- Lack of legislation or economic-based demand. Without demand, neither the government nor private investors would provide the financial resources to facilitate technology transfer.
- Lack of political stability. The introduction of new practices and technologies takes at least 5-10 years on average. Without political stability and a stable course for innovation, the process is likely to be stopped halfway.
- Lack of funds. This barrier is related to the issues presented above. Without any investors or political stability, it is unlikely to gather enough funds to complete the technology transfer project.
- Lack of public acceptance. If people oppose the introduction of new technologies, any venture is doomed to failure. There must be a public demand for a technology transfer, before it can be introduced. Ragossnig and Vujic (2015) state that the process of technological change must start with clear and steady political signals, which would influence public acceptance rates and prepare a basis for attracting investors and gathering funds.
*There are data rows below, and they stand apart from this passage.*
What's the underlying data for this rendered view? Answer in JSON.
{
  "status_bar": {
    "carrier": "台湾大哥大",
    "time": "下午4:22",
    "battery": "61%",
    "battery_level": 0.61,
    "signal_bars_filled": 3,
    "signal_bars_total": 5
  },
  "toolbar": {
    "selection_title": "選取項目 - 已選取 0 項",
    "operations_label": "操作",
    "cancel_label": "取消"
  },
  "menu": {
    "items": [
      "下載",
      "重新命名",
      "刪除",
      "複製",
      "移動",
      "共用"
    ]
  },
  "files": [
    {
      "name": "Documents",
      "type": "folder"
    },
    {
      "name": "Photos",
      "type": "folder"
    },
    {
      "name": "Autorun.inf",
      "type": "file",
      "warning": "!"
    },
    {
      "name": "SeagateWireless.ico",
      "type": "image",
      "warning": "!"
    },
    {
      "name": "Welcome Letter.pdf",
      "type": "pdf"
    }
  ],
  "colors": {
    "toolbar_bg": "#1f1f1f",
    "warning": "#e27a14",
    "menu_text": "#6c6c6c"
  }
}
The conditions described in the article are similar to other areas, such as healthcare.